Now I beseech you, brethren
Having declared his intention of coming to them, and his confidence of it, he entreats an interest in their prayers; and which he urges from the consideration of their mutual relation as "brethren"; and therefore should love one another, and show it, among other things, by praying for each other to their common parent, in whom they have a joint interest, saying, as directed by Christ, "our Father which art in heaven", ( Matthew 5:45 ) ; thereby signifying, that they prayed not for themselves only, but for all the brethren, all the children of God: and this the apostle further urges,
for Christ's sake;
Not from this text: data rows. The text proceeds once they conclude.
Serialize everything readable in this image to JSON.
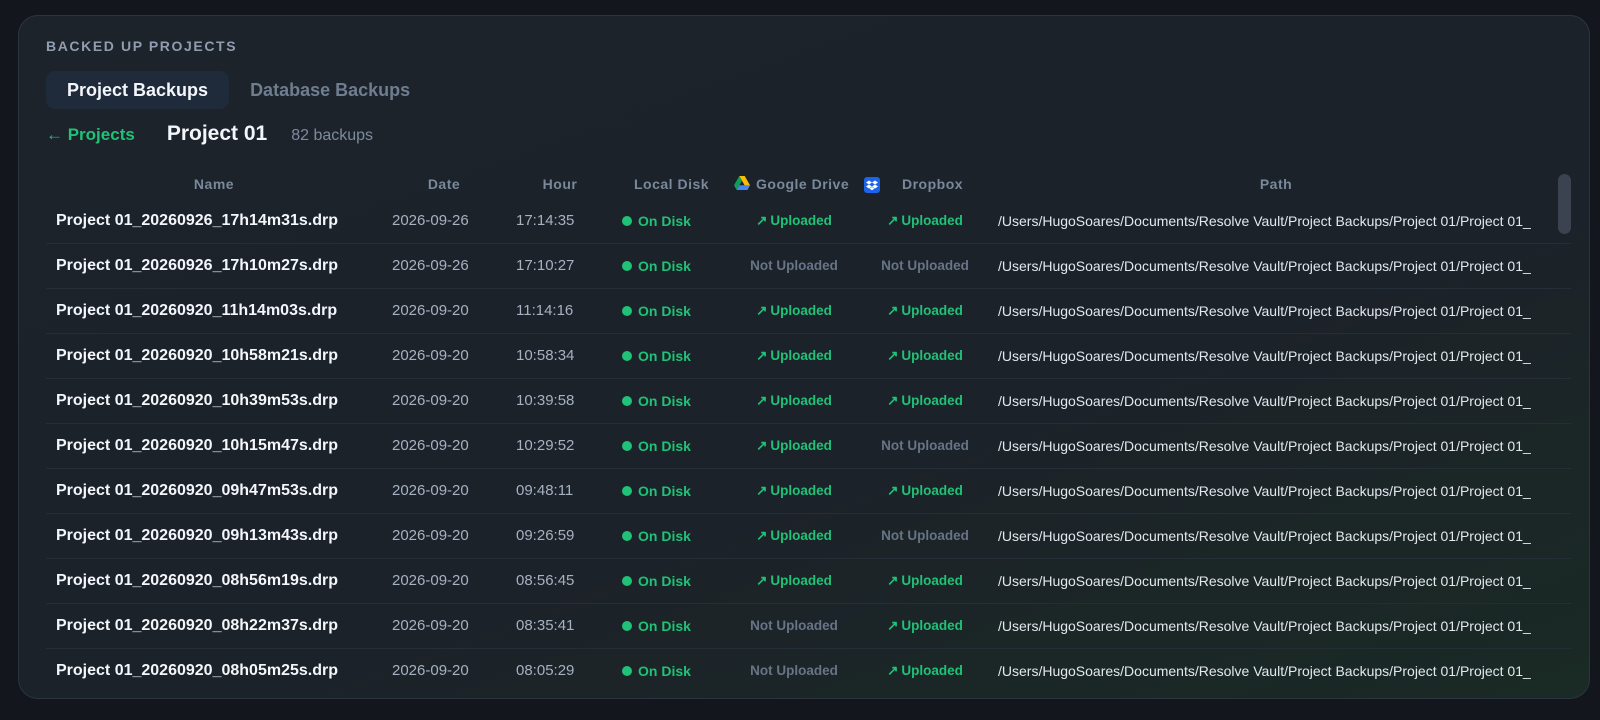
{
  "section_title": "BACKED UP PROJECTS",
  "tabs": [
    {
      "label": "Project Backups",
      "active": true
    },
    {
      "label": "Database Backups",
      "active": false
    }
  ],
  "breadcrumb": {
    "back_label": "← Projects",
    "project_title": "Project 01",
    "backup_count": "82 backups"
  },
  "table": {
    "columns": {
      "name": "Name",
      "date": "Date",
      "hour": "Hour",
      "local_disk": "Local Disk",
      "google_drive": "Google Drive",
      "dropbox": "Dropbox",
      "path": "Path"
    },
    "rows": [
      {
        "name": "Project 01_20260926_17h14m31s.drp",
        "date": "2026-09-26",
        "hour": "17:14:35",
        "local": "On Disk",
        "gdrive": "Uploaded",
        "dropbox": "Uploaded",
        "path": "/Users/HugoSoares/Documents/Resolve Vault/Project Backups/Project 01/Project 01_"
      },
      {
        "name": "Project 01_20260926_17h10m27s.drp",
        "date": "2026-09-26",
        "hour": "17:10:27",
        "local": "On Disk",
        "gdrive": "Not Uploaded",
        "dropbox": "Not Uploaded",
        "path": "/Users/HugoSoares/Documents/Resolve Vault/Project Backups/Project 01/Project 01_"
      },
      {
        "name": "Project 01_20260920_11h14m03s.drp",
        "date": "2026-09-20",
        "hour": "11:14:16",
        "local": "On Disk",
        "gdrive": "Uploaded",
        "dropbox": "Uploaded",
        "path": "/Users/HugoSoares/Documents/Resolve Vault/Project Backups/Project 01/Project 01_"
      },
      {
        "name": "Project 01_20260920_10h58m21s.drp",
        "date": "2026-09-20",
        "hour": "10:58:34",
        "local": "On Disk",
        "gdrive": "Uploaded",
        "dropbox": "Uploaded",
        "path": "/Users/HugoSoares/Documents/Resolve Vault/Project Backups/Project 01/Project 01_"
      },
      {
        "name": "Project 01_20260920_10h39m53s.drp",
        "date": "2026-09-20",
        "hour": "10:39:58",
        "local": "On Disk",
        "gdrive": "Uploaded",
        "dropbox": "Uploaded",
        "path": "/Users/HugoSoares/Documents/Resolve Vault/Project Backups/Project 01/Project 01_"
      },
      {
        "name": "Project 01_20260920_10h15m47s.drp",
        "date": "2026-09-20",
        "hour": "10:29:52",
        "local": "On Disk",
        "gdrive": "Uploaded",
        "dropbox": "Not Uploaded",
        "path": "/Users/HugoSoares/Documents/Resolve Vault/Project Backups/Project 01/Project 01_"
      },
      {
        "name": "Project 01_20260920_09h47m53s.drp",
        "date": "2026-09-20",
        "hour": "09:48:11",
        "local": "On Disk",
        "gdrive": "Uploaded",
        "dropbox": "Uploaded",
        "path": "/Users/HugoSoares/Documents/Resolve Vault/Project Backups/Project 01/Project 01_"
      },
      {
        "name": "Project 01_20260920_09h13m43s.drp",
        "date": "2026-09-20",
        "hour": "09:26:59",
        "local": "On Disk",
        "gdrive": "Uploaded",
        "dropbox": "Not Uploaded",
        "path": "/Users/HugoSoares/Documents/Resolve Vault/Project Backups/Project 01/Project 01_"
      },
      {
        "name": "Project 01_20260920_08h56m19s.drp",
        "date": "2026-09-20",
        "hour": "08:56:45",
        "local": "On Disk",
        "gdrive": "Uploaded",
        "dropbox": "Uploaded",
        "path": "/Users/HugoSoares/Documents/Resolve Vault/Project Backups/Project 01/Project 01_"
      },
      {
        "name": "Project 01_20260920_08h22m37s.drp",
        "date": "2026-09-20",
        "hour": "08:35:41",
        "local": "On Disk",
        "gdrive": "Not Uploaded",
        "dropbox": "Uploaded",
        "path": "/Users/HugoSoares/Documents/Resolve Vault/Project Backups/Project 01/Project 01_"
      },
      {
        "name": "Project 01_20260920_08h05m25s.drp",
        "date": "2026-09-20",
        "hour": "08:05:29",
        "local": "On Disk",
        "gdrive": "Not Uploaded",
        "dropbox": "Uploaded",
        "path": "/Users/HugoSoares/Documents/Resolve Vault/Project Backups/Project 01/Project 01_"
      }
    ]
  },
  "icons": {
    "back": "arrow-left-icon",
    "google_drive": "google-drive-icon",
    "dropbox": "dropbox-icon",
    "uploaded": "arrow-up-right-icon",
    "on_disk": "status-dot-icon"
  },
  "colors": {
    "accent_green": "#1fc277",
    "muted": "#677487",
    "dropbox_blue": "#1b63e8",
    "background": "#13171d"
  }
}
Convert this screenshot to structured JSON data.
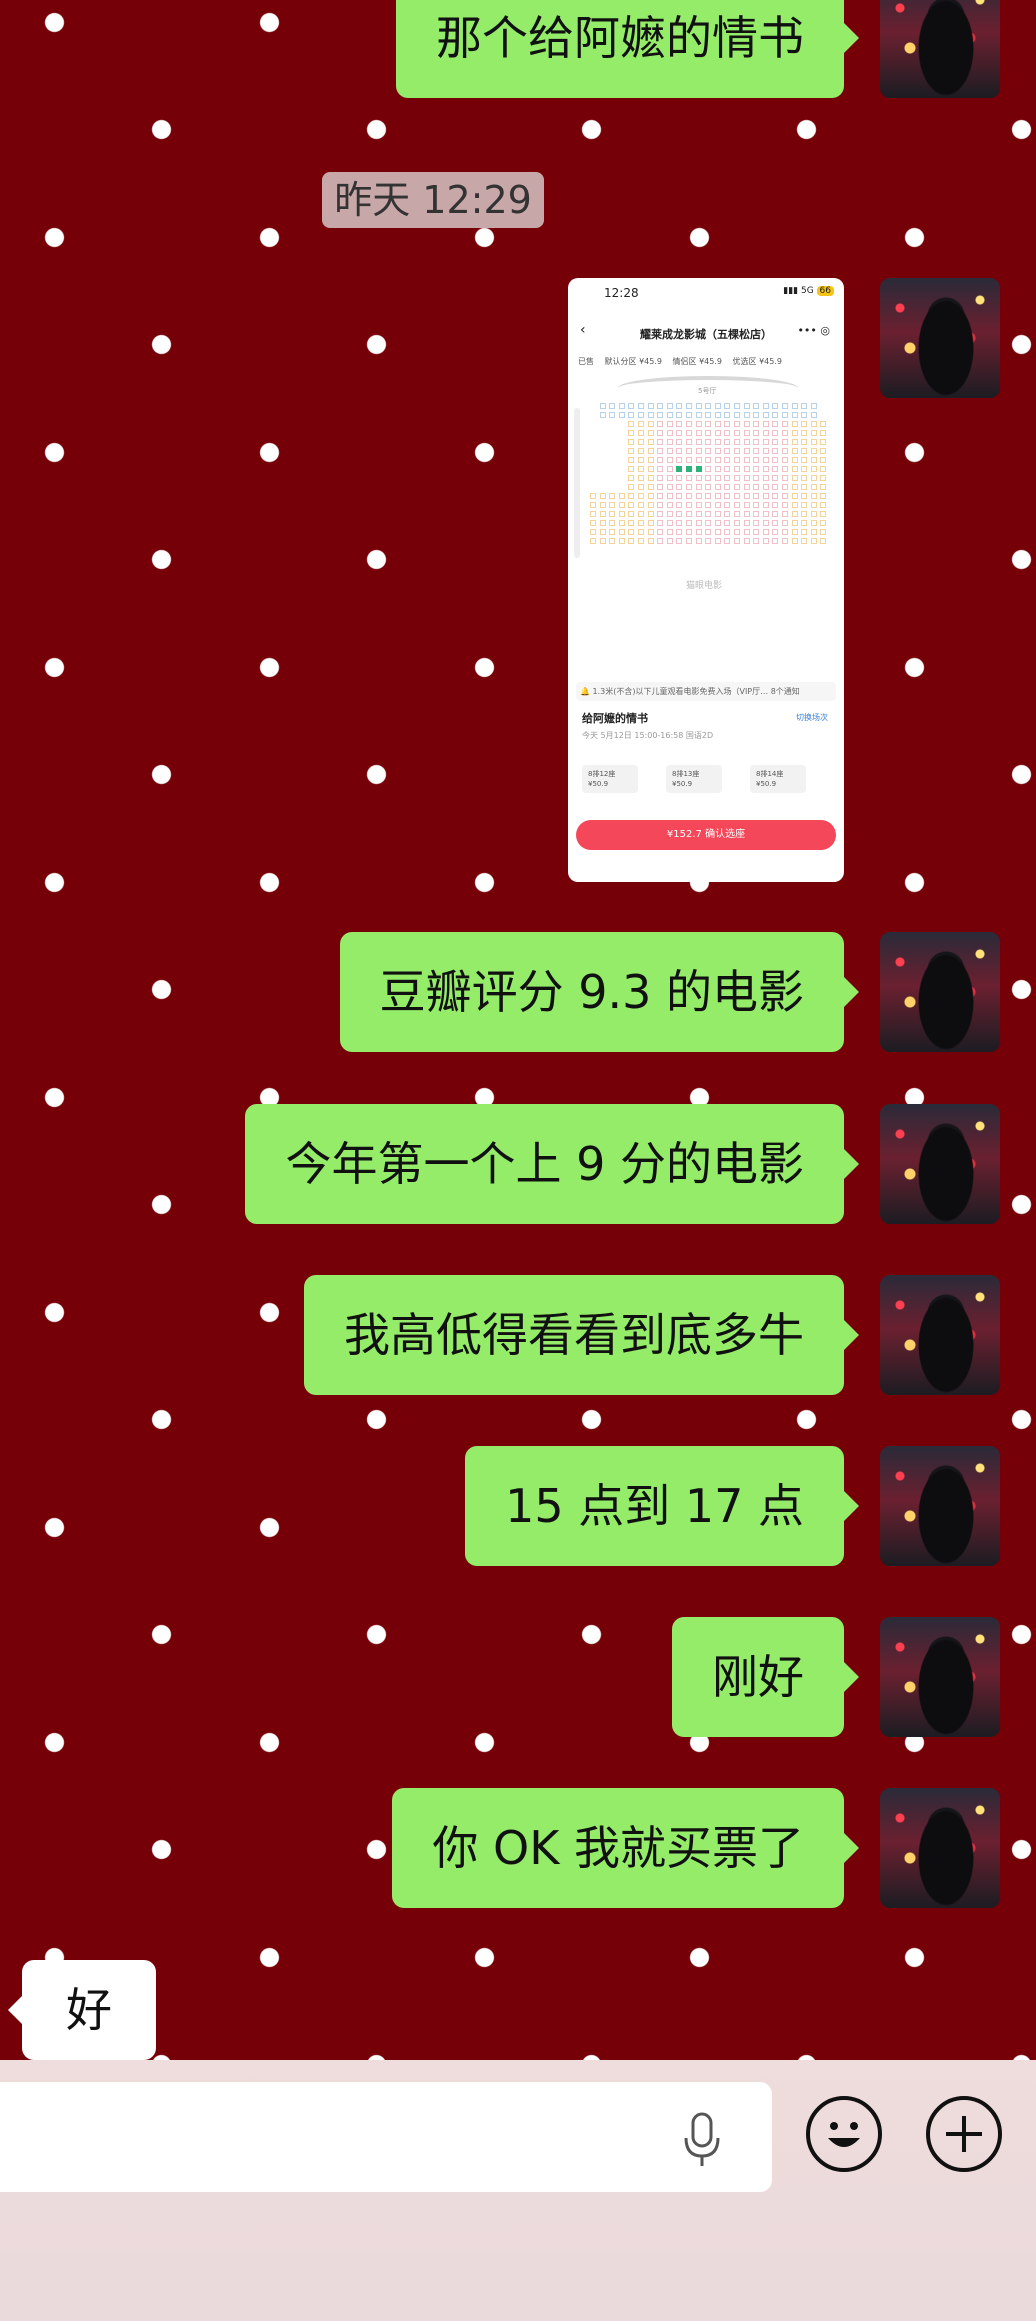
{
  "chat": {
    "timestamp": "昨天 12:29",
    "messages_out": [
      "那个给阿嬷的情书",
      "豆瓣评分 9.3 的电影",
      "今年第一个上 9 分的电影",
      "我高低得看看到底多牛",
      "15 点到 17 点",
      "刚好",
      "你 OK 我就买票了"
    ],
    "message_in": "好",
    "shared_screenshot": {
      "status_time": "12:28",
      "status_right": "5G",
      "battery": "66",
      "cinema": "耀莱成龙影城（五棵松店）",
      "legend": [
        "已售",
        "默认分区 ¥45.9",
        "情侣区 ¥45.9",
        "优选区 ¥45.9"
      ],
      "hall": "5号厅",
      "logo": "猫眼电影",
      "notice": "1.3米(不含)以下儿童观看电影免费入场（VIP厅…",
      "notice_right": "8个通知",
      "movie": "给阿嬷的情书",
      "change": "切换场次",
      "showtime": "今天 5月12日 15:00-16:58 国语2D",
      "seats": [
        {
          "seat": "8排12座",
          "price": "¥50.9"
        },
        {
          "seat": "8排13座",
          "price": "¥50.9"
        },
        {
          "seat": "8排14座",
          "price": "¥50.9"
        }
      ],
      "confirm": "¥152.7 确认选座"
    }
  },
  "input_bar": {
    "mic_icon": "microphone-icon",
    "emoji_icon": "emoji-icon",
    "plus_icon": "plus-circle-icon"
  }
}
whose servant he was, and in whose cause he was engaged, whose Gospel he preached, and whose glory he sought; and therefore, if they had any regard for Christ, and the good of his interest, he beseeches them that they would pray for the continuance of his life and usefulness; since for him to live was for the good of the churches of Christ, though for him to die would be his own personal gain: and which he also stirs them up to,
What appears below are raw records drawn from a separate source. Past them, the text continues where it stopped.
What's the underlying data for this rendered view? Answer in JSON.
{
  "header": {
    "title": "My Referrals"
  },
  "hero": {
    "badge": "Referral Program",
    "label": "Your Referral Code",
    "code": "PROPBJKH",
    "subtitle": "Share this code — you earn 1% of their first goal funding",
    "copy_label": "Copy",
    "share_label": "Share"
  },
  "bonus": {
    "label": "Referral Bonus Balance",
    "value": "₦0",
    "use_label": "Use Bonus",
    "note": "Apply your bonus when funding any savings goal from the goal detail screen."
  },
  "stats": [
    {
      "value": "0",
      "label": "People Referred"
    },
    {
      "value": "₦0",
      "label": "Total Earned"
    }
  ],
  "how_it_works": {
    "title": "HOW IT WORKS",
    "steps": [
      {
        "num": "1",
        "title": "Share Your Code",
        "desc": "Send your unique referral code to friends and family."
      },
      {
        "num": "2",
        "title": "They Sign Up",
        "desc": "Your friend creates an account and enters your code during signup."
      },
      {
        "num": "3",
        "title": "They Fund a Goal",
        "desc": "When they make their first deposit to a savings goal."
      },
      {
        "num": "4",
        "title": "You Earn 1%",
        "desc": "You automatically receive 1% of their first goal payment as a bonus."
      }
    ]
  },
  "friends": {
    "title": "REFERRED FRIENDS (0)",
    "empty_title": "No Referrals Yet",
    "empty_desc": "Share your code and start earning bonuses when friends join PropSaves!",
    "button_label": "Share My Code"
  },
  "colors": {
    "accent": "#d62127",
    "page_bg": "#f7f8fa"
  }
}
for the love of the Spirit;
meaning either the love of the Father, and of the Son, which was shed abroad in their hearts by the Spirit, which he had directed them into, and they had a comfortable sensation of; or that love to God, to Christ, and one another, which the Spirit of God had wrought in them in regeneration; or that love with which the Spirit of God equally loved them, as the Father, and the Son; and which he had shown in their conversion and sanctification, in applying all grace unto them, and indwelling in them as the Spirit of adoption, and as the earnest and pledge of the heavenly inheritance.
That ye strive together with me in your prayers to God for me.
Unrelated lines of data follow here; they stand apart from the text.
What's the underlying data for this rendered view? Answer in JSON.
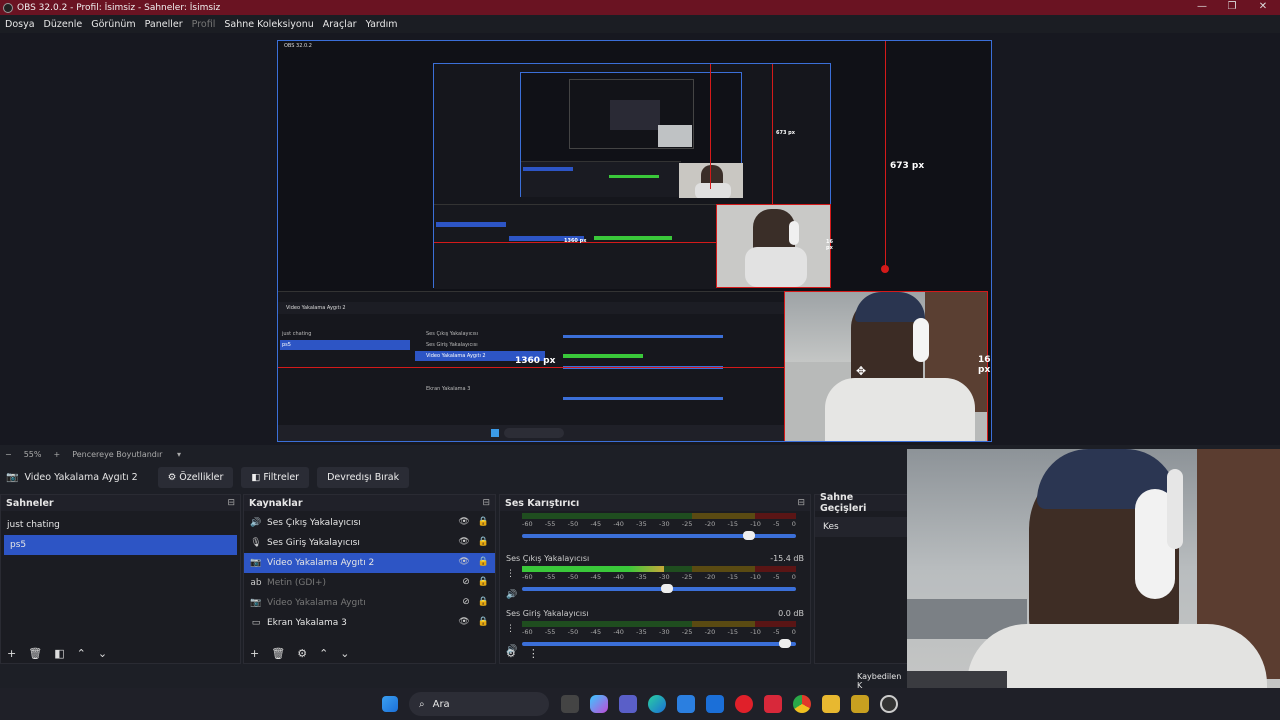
{
  "window": {
    "title": "OBS 32.0.2 - Profil: İsimsiz - Sahneler: İsimsiz",
    "controls": [
      "—",
      "❐",
      "✕"
    ]
  },
  "menu": {
    "items": [
      "Dosya",
      "Düzenle",
      "Görünüm",
      "Paneller",
      "Profil",
      "Sahne Koleksiyonu",
      "Araçlar",
      "Yardım"
    ]
  },
  "preview": {
    "measure_top": "673 px",
    "measure_side": "16 px",
    "measure_left": "1360 px",
    "inner_measure_top": "673 px",
    "inner_measure_side": "16 px",
    "inner_measure_left": "1360 px"
  },
  "zoom": {
    "minus": "−",
    "level": "55%",
    "plus": "+",
    "fit": "Pencereye Boyutlandır"
  },
  "source_toolbar": {
    "source_name": "Video Yakalama Aygıtı 2",
    "properties_label": "Özellikler",
    "filters_label": "Filtreler",
    "deactivate_label": "Devredışı Bırak"
  },
  "scenes": {
    "title": "Sahneler",
    "items": [
      {
        "label": "just chating",
        "active": false
      },
      {
        "label": "ps5",
        "active": true
      }
    ]
  },
  "sources": {
    "title": "Kaynaklar",
    "items": [
      {
        "label": "Ses Çıkış Yakalayıcısı",
        "icon": "🔊",
        "active": false,
        "disabled": false
      },
      {
        "label": "Ses Giriş Yakalayıcısı",
        "icon": "🎙",
        "active": false,
        "disabled": false
      },
      {
        "label": "Video Yakalama Aygıtı 2",
        "icon": "📷",
        "active": true,
        "disabled": false
      },
      {
        "label": "Metin (GDI+)",
        "icon": "ab",
        "active": false,
        "disabled": true
      },
      {
        "label": "Video Yakalama Aygıtı",
        "icon": "📷",
        "active": false,
        "disabled": true
      },
      {
        "label": "Ekran Yakalama 3",
        "icon": "▭",
        "active": false,
        "disabled": false
      }
    ]
  },
  "mixer": {
    "title": "Ses Karıştırıcı",
    "ticks": [
      "-60",
      "-55",
      "-50",
      "-45",
      "-40",
      "-35",
      "-30",
      "-25",
      "-20",
      "-15",
      "-10",
      "-5",
      "0"
    ],
    "channels": [
      {
        "name": "",
        "db": "",
        "level": 0.0,
        "volume": 0.85
      },
      {
        "name": "Ses Çıkış Yakalayıcısı",
        "db": "-15.4 dB",
        "level": 0.52,
        "volume": 0.55
      },
      {
        "name": "Ses Giriş Yakalayıcısı",
        "db": "0.0 dB",
        "level": 0.0,
        "volume": 0.98
      }
    ]
  },
  "transitions": {
    "title": "Sahne Geçişleri",
    "current": "Kes"
  },
  "status": {
    "dropped": "Kaybedilen K"
  },
  "taskbar": {
    "search_placeholder": "Ara",
    "icons": [
      "windows-start-icon",
      "task-view-icon",
      "copilot-icon",
      "teams-icon",
      "edge-icon",
      "store-icon",
      "outlook-icon",
      "opera-icon",
      "office-icon",
      "chrome-icon",
      "explorer-icon",
      "app-icon",
      "obs-icon"
    ]
  }
}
The apostle prayed for himself, as he had been wont to do ever since he was a converted man; but knowing well the force of united social prayer, he desires the assistance of others. He represents prayer as an agony, an holy conflict, and striving with God, a wrestling with him, as Jacob did, who held him, and would not let him go without the blessing, and had power with him, and prevailed. The phrase denotes the fervency of prayer, the strength, labour, and energy of it; see ( Colossians 4:12 ) ; and also intimates, that the apostle foresaw he should have a combat with many enemies where he was going, and should be in great danger by them; and therefore desires they would join him in the use of their spiritual armour, and in that particular part of it, prayer, which has been often used to good purpose against the enemies of the Gospel: he does not desire these Romans to beg the assistance of their senate or emperor: but to pray to God for him, and join with him in their prayers to him, who is a God hearing prayer, and able to save. The petitions he would have them put up to him, are as follow: